Ouroboros

August is a good time to take a break from routine.  It is the traditional month for taking holidays in Europe.  So the Rogue in me will be taking a few weeks away from posting.  Look for new content starting in September.  Topics will include:

  • making yoga a sustainable business
  • why you are not working hard enough in your postures – no excuses, and…
  • how fighter pilots and Navy SEALS can teach yogis a thing or two.

In the meantime, if you want to read some of my more popular posts, check these out:

A cautionary tale on operating yoga studios”

“Questioning the Mysore Style”

“Apprenticing in Yoga”

“Why you will success with a minimal practice done daily”

Also, I will be leading two workshop on the Moon Sequence (Chandra Krama), designed by Matthew Sweeney, at the Washington Yoga Center.  You can sign up for September 24th or October 22nd.

Vale! (Stay Strong!)

 

 

 

Vinyasa Krama, by Matthew Sweeney

Vinyasa Krama Playful, Versatile, Creative

Mindful, Focused, Consistent

with Matthew Sweeney

1. Vinyasa Krama is Yoga tailored for individuals – sequences that are scaled and modified for students with any physical condition. Students learn sequencing as a model for exploration rather than a goal to be reached. This enables all Vinyasa Krama teachers to help a huge variety of students with different rates of learning. One claim we make on VK teaching is that we are able to teach more students than most if not all other Vinyasa or Ashtanga teachers – as neither age nor ability is a barrier. Potentially any sequence or tradition can be used under the VK umbrella.

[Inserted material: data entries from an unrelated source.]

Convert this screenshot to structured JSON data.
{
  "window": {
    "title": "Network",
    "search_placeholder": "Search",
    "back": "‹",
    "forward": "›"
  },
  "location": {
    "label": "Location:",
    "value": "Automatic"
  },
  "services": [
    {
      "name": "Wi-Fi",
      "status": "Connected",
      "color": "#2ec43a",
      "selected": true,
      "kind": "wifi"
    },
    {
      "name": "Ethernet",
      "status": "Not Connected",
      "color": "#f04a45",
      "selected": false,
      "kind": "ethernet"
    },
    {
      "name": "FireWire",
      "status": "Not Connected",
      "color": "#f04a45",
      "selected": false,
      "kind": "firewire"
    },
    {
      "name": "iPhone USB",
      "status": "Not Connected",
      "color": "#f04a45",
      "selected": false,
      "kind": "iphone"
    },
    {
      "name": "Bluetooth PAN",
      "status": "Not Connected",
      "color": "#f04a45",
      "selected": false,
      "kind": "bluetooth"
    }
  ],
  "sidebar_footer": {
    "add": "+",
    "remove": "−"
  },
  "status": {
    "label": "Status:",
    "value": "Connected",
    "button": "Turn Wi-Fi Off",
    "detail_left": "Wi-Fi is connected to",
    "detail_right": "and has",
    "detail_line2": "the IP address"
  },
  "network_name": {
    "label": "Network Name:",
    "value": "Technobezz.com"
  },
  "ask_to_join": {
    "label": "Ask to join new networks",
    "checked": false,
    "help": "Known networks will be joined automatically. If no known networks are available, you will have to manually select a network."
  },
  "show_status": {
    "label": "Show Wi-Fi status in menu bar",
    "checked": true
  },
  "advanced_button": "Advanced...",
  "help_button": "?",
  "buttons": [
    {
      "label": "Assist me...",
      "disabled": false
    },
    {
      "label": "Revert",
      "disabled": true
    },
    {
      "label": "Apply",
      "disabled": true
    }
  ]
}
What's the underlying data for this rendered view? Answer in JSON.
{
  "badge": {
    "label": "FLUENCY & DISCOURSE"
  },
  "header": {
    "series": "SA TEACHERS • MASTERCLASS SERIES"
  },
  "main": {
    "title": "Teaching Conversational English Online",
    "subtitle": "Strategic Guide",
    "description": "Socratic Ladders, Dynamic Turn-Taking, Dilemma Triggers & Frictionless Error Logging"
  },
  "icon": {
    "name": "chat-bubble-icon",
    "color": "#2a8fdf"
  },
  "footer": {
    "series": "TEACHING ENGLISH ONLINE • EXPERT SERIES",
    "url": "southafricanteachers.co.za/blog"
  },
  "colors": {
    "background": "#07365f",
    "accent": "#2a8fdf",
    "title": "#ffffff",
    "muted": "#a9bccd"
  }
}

2. Self Practice
– rather than focusing on Led classes where the teacher will often teach what he or she is best at, we focus on self practice so the emphasis is on student maturity and learning / experiencing at your own pace. Self practice is the key to all other aspects of Yoga – Pranayama, meditation, and self inquiry. A key point we make is the importance of not relying on only one technique, sequence or tradition – the technique or tradition is the map, not the territory. A Self Practice teacher guides and encourages; he or she has to be objective and able to provide time, space and feedback. Self Practice class sizes are also generally limited in order to give individual attention.

3. Pranayama
– Vinyasa Krama breathing techniques are comprehensive, taught over a period of time, in a step by step manner, via self practice. Students learn based on commitment and ability, and are assessed as to whether each technique is appropriate. As most Pranayama classes are taught in a group format, this comes with some significant problems. That is, a lack of individual guidance, plus the tendency to teach more advanced techniques (Kumbhaka for example) before a student knows how to breathe properly and without effort.

4. Self Inquiry and Relational Development
– we explore self awareness in the context of our relationships to others. This key aspect of integrating Yoga, Self and relationships is usually overlooked or even abused by many teachers, Yoga or otherwise. A teacher / student relationship must be ethical first, and technical second. It is personal and therefore requires a clear mind and open heart.

 5. Meditation and Advaita Vedanta – we also focus on the big picture, continually returning to the spaciousness of the natural, effortless, non-dual self. The techniques are simply pointing at the same universal truth every time – I am that.

For more on Matthew Sweeney, his books and DVDs, and his courses, visit http://www.yogatemple.com